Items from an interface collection
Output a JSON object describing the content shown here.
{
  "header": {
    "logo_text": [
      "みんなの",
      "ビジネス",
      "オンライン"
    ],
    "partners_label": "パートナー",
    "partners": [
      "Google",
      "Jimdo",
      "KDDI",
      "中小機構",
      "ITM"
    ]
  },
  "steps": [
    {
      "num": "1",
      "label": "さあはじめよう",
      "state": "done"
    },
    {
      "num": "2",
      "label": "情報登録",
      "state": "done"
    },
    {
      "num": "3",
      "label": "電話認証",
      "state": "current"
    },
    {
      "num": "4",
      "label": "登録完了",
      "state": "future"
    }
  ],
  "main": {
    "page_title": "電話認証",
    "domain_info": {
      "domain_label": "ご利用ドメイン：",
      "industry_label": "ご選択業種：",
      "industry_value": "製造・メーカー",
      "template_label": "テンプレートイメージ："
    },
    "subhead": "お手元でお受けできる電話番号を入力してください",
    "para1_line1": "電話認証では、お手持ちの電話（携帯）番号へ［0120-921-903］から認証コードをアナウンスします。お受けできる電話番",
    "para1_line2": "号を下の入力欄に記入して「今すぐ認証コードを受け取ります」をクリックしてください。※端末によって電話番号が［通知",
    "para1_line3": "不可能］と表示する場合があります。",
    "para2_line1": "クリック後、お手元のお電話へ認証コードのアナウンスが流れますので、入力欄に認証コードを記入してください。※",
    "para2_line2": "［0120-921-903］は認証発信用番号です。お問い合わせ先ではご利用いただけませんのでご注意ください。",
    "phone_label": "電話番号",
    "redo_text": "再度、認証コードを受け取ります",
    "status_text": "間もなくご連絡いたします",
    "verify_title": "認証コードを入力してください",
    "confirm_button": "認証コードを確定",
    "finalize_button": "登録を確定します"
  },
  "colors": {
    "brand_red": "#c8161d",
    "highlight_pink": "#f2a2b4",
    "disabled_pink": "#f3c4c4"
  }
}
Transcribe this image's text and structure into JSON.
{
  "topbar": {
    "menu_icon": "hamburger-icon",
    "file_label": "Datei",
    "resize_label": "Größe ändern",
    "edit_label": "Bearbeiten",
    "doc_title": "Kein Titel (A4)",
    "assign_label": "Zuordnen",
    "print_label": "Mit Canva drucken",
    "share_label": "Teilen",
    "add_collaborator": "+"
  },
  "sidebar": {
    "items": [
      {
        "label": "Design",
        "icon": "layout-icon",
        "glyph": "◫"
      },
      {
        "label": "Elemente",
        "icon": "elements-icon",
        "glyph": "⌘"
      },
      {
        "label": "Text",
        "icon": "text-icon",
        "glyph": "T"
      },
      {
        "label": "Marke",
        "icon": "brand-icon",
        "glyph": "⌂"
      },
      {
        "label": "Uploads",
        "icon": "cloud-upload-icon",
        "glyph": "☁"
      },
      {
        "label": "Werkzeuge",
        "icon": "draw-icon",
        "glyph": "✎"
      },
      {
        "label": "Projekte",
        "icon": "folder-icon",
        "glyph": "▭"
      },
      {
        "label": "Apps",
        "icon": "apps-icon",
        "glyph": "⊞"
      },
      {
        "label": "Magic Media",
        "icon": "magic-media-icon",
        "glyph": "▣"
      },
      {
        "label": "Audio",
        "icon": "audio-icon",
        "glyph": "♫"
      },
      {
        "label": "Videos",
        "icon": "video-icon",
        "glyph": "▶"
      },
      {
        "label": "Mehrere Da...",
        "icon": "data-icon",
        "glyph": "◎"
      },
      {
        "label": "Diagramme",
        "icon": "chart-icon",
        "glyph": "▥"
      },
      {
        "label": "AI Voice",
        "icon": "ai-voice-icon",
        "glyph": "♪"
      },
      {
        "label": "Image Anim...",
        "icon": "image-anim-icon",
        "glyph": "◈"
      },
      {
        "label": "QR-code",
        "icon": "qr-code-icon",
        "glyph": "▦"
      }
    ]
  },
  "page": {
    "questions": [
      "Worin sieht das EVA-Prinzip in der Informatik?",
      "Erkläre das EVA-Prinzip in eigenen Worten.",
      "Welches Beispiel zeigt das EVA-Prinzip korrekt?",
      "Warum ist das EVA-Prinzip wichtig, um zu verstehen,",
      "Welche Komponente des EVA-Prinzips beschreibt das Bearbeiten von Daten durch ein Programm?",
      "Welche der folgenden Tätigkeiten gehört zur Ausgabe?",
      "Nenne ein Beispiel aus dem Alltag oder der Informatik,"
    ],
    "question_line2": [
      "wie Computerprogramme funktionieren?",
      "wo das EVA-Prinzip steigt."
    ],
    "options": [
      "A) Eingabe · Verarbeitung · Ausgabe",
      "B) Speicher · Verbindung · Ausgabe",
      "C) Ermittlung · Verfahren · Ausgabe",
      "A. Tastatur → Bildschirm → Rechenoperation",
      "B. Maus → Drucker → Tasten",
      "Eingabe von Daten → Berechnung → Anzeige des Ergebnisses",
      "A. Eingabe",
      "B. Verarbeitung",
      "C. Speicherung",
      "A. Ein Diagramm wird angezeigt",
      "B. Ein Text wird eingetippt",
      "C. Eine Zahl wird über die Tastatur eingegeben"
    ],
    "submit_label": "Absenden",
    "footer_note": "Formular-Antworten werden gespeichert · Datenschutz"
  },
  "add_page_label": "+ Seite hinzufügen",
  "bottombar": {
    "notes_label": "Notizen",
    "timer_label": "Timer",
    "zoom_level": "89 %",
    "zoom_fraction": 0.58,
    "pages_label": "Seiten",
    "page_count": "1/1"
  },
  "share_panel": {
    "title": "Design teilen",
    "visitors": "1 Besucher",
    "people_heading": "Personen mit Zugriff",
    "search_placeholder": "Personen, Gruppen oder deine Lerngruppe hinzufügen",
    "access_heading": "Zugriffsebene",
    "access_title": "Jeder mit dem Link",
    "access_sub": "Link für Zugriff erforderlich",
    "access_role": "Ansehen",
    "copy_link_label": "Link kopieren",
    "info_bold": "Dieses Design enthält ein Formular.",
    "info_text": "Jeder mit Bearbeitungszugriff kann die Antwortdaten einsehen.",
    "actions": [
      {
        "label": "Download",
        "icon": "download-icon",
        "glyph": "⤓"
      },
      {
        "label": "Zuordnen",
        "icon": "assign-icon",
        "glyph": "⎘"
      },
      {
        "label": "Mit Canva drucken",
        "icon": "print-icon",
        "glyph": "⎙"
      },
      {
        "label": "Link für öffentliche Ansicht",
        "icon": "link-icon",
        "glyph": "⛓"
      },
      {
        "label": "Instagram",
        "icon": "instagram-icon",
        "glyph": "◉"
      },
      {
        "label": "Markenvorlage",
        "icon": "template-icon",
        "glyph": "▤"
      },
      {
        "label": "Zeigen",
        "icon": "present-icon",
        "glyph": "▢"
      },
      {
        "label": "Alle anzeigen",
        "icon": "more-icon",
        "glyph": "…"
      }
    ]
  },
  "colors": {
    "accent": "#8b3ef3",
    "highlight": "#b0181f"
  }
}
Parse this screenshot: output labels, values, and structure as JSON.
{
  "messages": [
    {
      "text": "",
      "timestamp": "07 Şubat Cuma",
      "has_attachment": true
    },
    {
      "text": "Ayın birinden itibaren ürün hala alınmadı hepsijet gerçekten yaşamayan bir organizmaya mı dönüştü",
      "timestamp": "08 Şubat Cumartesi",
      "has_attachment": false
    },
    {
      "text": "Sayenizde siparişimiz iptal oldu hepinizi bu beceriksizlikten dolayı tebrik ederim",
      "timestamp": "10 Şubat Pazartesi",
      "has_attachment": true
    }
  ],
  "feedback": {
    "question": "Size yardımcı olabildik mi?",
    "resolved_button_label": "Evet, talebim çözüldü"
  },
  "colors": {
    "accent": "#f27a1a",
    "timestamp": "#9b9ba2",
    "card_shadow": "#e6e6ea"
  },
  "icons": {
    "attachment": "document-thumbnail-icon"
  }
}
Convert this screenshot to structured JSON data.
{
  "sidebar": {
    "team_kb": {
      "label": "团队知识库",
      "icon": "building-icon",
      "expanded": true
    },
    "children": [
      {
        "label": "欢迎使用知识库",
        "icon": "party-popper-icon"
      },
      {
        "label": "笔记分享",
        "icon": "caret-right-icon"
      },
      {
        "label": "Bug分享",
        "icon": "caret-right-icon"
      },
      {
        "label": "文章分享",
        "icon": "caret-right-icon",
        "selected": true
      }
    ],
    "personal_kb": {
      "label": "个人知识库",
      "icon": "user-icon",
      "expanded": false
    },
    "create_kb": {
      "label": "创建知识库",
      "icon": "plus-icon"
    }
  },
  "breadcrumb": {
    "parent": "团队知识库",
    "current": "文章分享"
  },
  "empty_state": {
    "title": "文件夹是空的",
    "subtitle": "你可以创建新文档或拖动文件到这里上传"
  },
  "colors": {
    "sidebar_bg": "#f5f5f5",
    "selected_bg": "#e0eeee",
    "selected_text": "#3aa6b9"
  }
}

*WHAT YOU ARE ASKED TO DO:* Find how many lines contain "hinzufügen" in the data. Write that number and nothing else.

*ANSWER SECTION:* 2